===== Information

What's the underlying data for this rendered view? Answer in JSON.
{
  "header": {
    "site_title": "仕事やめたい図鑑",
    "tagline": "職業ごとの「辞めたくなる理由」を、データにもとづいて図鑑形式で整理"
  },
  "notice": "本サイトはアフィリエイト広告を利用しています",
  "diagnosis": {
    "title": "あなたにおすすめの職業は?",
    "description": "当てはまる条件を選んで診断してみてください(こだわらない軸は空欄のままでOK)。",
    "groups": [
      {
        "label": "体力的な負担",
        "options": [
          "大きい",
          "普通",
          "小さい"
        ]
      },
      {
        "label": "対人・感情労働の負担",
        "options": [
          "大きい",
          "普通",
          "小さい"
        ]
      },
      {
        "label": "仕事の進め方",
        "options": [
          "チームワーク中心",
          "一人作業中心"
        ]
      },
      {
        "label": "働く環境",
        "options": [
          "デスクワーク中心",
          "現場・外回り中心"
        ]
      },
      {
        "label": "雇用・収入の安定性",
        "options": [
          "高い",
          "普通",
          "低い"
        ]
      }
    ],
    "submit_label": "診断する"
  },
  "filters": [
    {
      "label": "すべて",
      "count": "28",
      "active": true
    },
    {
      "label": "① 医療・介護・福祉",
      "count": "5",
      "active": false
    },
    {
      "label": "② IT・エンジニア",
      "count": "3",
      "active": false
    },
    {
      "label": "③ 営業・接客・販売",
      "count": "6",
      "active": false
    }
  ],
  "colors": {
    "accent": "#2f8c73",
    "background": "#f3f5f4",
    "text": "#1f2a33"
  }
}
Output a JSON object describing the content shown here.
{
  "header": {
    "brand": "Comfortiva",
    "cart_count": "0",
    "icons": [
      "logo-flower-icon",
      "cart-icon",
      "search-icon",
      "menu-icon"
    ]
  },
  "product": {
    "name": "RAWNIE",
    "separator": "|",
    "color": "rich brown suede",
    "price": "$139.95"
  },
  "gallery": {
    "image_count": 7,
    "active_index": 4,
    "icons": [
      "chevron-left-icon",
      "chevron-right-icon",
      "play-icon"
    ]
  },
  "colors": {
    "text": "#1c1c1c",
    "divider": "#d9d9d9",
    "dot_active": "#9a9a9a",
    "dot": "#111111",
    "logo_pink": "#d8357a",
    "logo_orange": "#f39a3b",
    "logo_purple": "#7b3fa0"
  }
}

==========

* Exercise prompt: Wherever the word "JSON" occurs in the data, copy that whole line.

* Problem solution:
What's the underlying data for this rendered view? Answer in JSON.
Output a JSON object describing the content shown here.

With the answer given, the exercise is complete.